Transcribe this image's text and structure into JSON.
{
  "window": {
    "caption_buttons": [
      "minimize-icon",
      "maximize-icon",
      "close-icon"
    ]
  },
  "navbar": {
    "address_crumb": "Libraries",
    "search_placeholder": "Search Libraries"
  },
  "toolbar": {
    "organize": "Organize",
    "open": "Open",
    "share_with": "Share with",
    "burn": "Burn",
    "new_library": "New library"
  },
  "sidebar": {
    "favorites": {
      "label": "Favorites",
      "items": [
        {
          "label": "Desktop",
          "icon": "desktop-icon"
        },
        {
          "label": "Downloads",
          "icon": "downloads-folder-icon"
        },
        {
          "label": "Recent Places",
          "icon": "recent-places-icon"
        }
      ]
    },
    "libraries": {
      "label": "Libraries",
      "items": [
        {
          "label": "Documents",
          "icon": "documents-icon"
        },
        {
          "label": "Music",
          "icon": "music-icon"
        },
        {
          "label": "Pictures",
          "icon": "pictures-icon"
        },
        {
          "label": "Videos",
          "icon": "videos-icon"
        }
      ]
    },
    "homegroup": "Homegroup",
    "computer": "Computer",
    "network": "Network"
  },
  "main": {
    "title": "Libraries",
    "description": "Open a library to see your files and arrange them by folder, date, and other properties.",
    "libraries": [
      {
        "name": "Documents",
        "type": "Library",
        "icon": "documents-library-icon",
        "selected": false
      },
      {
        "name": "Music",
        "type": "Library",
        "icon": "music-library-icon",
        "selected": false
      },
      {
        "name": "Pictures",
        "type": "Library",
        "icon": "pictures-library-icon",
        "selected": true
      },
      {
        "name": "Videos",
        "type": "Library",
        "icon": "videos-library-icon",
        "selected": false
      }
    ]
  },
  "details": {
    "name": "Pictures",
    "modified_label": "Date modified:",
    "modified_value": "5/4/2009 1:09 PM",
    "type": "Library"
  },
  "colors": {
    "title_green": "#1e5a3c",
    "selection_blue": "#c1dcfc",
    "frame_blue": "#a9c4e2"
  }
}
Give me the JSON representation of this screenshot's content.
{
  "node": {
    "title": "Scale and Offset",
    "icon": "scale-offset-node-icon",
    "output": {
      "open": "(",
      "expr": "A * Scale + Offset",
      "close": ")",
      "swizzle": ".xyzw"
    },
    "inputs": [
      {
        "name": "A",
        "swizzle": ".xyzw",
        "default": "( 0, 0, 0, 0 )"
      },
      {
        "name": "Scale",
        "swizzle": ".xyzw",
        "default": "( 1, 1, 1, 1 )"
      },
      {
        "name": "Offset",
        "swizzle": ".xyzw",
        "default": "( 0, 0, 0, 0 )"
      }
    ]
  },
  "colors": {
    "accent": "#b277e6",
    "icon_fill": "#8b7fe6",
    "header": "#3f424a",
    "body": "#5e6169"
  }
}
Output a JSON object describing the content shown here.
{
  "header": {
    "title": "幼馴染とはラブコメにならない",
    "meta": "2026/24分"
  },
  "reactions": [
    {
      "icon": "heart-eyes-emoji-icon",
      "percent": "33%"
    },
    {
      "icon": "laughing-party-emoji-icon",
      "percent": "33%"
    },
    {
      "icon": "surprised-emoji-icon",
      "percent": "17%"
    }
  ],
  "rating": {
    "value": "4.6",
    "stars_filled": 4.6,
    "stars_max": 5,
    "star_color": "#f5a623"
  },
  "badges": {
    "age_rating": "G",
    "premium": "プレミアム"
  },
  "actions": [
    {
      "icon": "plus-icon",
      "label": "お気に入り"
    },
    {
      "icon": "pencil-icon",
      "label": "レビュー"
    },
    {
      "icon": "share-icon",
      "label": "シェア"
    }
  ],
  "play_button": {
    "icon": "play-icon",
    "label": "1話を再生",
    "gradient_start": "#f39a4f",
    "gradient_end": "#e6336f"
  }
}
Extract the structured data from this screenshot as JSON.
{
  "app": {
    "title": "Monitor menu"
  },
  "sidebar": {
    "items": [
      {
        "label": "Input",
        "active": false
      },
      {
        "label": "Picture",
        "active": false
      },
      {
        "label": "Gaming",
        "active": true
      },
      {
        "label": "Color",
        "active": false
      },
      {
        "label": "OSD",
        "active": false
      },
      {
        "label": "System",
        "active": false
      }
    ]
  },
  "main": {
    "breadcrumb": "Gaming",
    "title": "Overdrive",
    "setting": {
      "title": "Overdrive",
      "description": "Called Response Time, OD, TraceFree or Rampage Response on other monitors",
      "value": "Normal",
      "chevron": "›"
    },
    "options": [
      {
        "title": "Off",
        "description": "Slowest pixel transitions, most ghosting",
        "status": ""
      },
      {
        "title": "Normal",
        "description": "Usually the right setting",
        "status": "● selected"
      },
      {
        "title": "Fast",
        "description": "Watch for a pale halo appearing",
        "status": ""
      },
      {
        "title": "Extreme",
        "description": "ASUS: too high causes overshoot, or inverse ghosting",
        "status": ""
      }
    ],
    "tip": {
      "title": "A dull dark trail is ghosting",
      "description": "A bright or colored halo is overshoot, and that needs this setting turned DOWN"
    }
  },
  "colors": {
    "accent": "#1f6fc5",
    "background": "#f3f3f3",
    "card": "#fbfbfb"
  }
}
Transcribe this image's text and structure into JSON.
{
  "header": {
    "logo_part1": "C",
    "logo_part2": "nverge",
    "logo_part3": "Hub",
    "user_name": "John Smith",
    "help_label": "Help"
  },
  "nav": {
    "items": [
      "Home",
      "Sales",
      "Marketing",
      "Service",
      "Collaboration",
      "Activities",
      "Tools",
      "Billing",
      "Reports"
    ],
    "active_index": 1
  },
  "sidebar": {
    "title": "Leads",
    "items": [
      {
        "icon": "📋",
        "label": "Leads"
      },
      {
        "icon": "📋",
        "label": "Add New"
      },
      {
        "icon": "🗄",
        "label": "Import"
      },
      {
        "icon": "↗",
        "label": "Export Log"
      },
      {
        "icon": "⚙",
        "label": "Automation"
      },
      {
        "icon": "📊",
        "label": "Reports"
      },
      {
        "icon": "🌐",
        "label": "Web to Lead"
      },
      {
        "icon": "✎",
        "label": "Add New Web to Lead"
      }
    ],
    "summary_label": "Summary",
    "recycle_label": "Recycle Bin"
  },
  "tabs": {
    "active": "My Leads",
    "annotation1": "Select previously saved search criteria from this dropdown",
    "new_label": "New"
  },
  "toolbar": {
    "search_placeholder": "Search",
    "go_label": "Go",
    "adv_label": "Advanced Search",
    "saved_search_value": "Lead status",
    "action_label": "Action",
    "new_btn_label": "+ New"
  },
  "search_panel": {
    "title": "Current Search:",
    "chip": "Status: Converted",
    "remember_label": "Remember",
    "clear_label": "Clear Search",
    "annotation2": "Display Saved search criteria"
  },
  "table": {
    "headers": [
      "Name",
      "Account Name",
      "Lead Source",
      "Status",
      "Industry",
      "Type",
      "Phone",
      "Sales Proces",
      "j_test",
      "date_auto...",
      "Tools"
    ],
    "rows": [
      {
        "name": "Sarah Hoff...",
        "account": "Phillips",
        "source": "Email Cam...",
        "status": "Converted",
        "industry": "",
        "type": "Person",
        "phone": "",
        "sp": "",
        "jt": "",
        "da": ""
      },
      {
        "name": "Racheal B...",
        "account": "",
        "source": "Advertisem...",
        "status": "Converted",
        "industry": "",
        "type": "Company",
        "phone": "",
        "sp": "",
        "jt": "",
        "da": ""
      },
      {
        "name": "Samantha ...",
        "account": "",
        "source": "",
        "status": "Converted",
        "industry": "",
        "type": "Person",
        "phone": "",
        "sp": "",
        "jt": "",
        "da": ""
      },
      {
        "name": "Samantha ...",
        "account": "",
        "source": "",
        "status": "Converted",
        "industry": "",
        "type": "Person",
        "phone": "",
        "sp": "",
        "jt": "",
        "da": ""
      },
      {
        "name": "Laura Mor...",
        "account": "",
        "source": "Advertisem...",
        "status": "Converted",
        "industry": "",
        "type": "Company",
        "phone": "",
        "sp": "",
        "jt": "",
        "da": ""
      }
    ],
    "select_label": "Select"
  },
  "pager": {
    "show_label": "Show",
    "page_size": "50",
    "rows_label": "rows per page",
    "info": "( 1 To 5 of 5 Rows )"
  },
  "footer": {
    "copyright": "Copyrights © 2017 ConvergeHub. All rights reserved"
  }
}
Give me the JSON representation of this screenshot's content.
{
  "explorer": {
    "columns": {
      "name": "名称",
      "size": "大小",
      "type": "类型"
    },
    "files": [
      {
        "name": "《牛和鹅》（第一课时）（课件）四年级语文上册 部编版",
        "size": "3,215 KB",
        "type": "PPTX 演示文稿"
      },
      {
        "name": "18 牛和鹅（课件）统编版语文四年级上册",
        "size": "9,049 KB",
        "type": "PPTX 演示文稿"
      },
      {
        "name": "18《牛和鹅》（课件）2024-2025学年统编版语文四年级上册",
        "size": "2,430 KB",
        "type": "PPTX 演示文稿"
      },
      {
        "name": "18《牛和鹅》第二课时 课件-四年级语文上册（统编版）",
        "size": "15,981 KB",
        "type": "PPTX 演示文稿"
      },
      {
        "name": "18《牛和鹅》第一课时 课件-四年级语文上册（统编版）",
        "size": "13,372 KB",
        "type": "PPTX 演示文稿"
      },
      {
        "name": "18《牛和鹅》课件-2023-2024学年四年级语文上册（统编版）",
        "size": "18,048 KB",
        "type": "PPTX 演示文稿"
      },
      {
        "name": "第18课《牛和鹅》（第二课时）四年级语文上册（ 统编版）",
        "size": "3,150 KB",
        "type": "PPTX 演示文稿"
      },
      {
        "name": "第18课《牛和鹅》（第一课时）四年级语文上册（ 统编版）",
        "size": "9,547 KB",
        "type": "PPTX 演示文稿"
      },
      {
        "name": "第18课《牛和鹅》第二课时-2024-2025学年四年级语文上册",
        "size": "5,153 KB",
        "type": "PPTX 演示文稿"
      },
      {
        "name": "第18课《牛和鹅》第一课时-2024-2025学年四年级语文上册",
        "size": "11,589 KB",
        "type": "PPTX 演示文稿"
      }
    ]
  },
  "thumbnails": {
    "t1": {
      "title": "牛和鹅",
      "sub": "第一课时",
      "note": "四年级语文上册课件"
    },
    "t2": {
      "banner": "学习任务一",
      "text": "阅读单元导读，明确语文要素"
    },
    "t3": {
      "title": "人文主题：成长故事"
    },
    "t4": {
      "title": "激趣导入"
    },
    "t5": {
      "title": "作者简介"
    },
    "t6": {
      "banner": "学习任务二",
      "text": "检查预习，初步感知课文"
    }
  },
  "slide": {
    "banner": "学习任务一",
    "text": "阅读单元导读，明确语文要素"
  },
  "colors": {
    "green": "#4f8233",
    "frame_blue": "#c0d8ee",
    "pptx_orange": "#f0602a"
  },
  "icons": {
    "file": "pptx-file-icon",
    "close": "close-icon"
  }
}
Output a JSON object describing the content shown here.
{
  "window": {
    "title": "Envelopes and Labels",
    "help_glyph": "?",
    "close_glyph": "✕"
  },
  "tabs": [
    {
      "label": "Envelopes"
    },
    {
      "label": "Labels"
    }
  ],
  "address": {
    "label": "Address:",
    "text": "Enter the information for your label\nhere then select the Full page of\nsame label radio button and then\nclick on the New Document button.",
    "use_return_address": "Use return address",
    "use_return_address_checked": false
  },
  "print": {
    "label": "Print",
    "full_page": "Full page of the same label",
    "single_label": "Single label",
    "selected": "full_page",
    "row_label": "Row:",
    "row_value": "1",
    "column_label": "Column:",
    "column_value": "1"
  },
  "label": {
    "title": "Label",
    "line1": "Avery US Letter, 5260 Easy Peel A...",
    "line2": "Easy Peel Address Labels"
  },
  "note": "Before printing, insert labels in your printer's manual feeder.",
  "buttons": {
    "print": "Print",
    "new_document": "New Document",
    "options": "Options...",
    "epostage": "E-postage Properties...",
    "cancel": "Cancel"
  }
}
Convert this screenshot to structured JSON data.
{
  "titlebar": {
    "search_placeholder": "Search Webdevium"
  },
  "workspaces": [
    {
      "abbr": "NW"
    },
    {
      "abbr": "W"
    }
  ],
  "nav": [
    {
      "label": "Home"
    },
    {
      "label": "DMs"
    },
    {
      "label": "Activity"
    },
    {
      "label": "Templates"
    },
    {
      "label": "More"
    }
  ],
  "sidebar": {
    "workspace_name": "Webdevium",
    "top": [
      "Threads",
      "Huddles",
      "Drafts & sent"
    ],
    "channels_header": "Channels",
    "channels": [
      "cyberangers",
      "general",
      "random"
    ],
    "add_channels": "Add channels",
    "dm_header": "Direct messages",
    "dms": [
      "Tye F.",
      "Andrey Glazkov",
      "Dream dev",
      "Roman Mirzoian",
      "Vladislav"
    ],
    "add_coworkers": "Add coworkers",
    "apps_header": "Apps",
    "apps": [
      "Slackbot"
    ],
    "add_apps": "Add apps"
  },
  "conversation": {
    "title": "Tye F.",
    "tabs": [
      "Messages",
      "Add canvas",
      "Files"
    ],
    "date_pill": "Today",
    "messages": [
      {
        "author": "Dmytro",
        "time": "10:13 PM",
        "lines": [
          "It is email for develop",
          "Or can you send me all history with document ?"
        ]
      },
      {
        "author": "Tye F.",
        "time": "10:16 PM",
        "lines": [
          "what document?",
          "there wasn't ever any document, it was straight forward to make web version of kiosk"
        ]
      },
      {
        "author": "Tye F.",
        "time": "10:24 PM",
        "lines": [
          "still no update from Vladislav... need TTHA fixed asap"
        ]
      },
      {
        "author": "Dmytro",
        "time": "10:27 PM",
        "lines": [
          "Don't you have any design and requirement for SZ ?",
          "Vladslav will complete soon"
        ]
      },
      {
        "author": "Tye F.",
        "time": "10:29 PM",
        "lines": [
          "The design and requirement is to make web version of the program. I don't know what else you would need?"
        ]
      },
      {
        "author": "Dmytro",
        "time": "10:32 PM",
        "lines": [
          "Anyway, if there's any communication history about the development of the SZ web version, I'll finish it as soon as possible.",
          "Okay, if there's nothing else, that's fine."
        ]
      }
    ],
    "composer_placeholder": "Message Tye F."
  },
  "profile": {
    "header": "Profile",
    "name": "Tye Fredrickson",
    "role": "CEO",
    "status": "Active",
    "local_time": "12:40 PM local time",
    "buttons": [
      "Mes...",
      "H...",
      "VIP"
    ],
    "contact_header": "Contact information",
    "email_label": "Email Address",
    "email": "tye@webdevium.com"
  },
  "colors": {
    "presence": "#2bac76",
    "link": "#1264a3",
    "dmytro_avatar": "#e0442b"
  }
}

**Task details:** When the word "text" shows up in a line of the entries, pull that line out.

**Response below:**
Transcribe this image's text and structure into JSON.
Transcribe this image's text and structure into JSON.
      "text": "阅读单元导读，明确语文要素"
      "text": "检查预习，初步感知课文"
    "text": "阅读单元导读，明确语文要素"
    "text": "Enter the information for your label\nhere then select the Full page of\nsame label radio button and then\nclick on the New Document button.",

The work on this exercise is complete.